  4. I am a trans woman and I’m writing this piece primarily for women (for every kind of woman). If your life experience is something else, I unfortunately can’t promise that this piece will be helpful, but I send my well-wishing and solidarity for any monster-narrative-reappropriating work of yours and also encourage you to notice and support others when they’re using the tools I’m writing about.

  5. I’m not an academic and I don’t know of any scholarly/Theoryville work about marginalization and monster identity — but I’d be completely shocked if none exists. If you know of work like that, please do tell me about it.

  6. These three identities are ways of being that I actively put on and take off. They’re part of me, but they’re much closer to being the kind of self-extension that an actor who plays the same part many times develops than to being part of a multiple system. For more information about what multiple systems are and aren’t, I recommend listening to what they have to say for themselves.

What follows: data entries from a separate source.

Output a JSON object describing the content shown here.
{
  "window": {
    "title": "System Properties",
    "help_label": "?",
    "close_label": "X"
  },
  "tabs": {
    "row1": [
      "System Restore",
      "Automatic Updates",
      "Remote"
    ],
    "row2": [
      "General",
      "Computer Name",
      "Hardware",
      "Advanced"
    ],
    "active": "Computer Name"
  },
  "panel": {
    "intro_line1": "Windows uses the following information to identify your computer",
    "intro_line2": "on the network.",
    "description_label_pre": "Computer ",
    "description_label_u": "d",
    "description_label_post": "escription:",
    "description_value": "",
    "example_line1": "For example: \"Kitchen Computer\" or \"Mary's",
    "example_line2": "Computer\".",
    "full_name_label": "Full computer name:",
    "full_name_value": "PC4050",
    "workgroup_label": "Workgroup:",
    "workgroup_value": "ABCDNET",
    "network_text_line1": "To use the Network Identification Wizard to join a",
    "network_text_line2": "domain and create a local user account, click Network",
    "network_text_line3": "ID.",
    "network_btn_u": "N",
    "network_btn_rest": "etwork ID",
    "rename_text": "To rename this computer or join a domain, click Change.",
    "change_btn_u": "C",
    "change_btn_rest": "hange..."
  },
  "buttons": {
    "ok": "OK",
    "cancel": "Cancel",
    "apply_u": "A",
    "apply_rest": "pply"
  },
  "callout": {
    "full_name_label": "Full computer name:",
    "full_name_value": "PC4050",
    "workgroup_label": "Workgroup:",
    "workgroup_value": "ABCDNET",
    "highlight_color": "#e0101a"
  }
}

  7. To reinforce, though, it’s a universal aspect of marginalization. For example, black men are portrayed as sexual predators, physically disabled people as sexless, and poor people as sexually irresponsible.

  8. Here I’m leaning on the discussion of “interpretive labor” in David Graeber’s Dead Zones of the Imagination.

  9. Consider Creature From The Black Lagoon and its portrayal of a monstrous Other with no voice, present in body but narrativized only by statements from the emissaries of the orthodox world.

  10. Jon Carroll’s “Near Life Experiences” also has an excellent story about a space alien: “She has considered the matter carefully; she has talked it over with a few trusted friends. And her conclusion: I am not crazy. I am only a space alien.” It is a compassionate story.